"It's the No. 1 issue," said former congressman Ed Bryant, one of three major candidates for the GOP nomination. "Illegal immigration and the impact it's having on counties large and small."

"I agree with the President [who favors a guest worker program for illegal immigrants already in the country] on a lot of issues but this is one that I just don't agree with him on," said candidate Bob Corker, a businessman and former mayor of Chattanooga. "We're too lenient on the people who are already here."

[Van] Hilleary, another candidate for the Senate, wants to build the barrier [on the U.S.-Mexico border], deputize local law enforcement officials on the border and use satellites and reconnaissance drones to track migrants.

"It's a right and wrong issue," said Hilleary. "We're supposed to live by the rule of law.

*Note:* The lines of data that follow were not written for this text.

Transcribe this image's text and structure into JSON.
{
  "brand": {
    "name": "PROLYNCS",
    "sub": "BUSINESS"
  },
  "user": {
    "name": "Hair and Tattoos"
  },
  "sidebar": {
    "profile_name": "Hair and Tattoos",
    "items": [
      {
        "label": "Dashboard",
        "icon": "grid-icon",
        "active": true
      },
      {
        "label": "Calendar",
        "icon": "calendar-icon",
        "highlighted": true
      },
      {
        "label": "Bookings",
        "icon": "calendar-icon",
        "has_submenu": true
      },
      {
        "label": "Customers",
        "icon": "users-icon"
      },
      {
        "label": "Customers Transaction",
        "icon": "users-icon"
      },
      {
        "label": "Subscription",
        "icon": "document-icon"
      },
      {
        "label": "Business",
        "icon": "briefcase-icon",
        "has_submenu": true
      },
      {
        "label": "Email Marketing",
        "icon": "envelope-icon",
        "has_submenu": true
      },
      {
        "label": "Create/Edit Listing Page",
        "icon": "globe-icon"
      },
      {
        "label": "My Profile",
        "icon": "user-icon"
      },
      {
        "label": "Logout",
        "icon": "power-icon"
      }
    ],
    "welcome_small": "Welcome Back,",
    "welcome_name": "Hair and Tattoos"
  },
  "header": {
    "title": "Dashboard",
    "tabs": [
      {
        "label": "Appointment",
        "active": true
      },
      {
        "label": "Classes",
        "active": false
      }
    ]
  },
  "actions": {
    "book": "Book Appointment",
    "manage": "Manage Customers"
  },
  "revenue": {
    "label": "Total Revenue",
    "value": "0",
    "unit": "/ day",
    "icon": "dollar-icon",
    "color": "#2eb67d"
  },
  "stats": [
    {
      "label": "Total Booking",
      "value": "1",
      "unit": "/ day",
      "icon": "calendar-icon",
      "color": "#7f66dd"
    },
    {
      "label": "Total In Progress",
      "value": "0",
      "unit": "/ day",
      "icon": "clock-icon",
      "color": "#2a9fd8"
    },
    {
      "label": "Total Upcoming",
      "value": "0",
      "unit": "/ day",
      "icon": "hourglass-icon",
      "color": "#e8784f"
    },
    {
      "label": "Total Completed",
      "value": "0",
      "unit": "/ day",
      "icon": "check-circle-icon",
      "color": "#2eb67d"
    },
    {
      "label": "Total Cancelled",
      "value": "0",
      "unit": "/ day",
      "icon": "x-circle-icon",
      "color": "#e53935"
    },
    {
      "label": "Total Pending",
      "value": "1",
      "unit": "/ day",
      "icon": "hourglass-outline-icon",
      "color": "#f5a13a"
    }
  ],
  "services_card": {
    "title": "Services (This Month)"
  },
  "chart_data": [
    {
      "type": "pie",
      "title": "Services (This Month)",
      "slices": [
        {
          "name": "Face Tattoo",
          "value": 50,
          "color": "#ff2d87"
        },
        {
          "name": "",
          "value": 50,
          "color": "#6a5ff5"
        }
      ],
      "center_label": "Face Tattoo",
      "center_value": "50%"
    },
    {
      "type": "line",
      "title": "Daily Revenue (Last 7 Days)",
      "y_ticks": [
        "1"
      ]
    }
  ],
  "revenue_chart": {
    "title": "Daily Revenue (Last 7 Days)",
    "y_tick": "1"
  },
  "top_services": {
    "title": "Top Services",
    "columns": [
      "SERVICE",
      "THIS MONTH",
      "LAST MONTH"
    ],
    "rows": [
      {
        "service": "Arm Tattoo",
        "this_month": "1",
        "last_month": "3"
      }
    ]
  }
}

There are millions of people here who are flouting our laws."

Of course it's absurd to think of illegal immigration as a problem for Tennessee, as the story points out.
The state is hardly a hotbed of illegal immigrants. There were between 100,000 and 150,000 in Tennessee in 2004, the Pew Hispanic center estimated, far fewer than in states like California (2.4 million), Texas (1.4 million) or Florida (850,000).
That's 100 to 150 thousand out of a total population of 5.7 million.

But the paragraph that follows is the real kicker:
Overall, Hispanics in Tennessee -- legal and otherwise -- made up 2.9 percent of the population in 2004, according to the U.S. Census Bureau. But in small towns, a tiny population of Mexicans can loom large.
"This used to be such a nice little town, until those Mexicans moved in."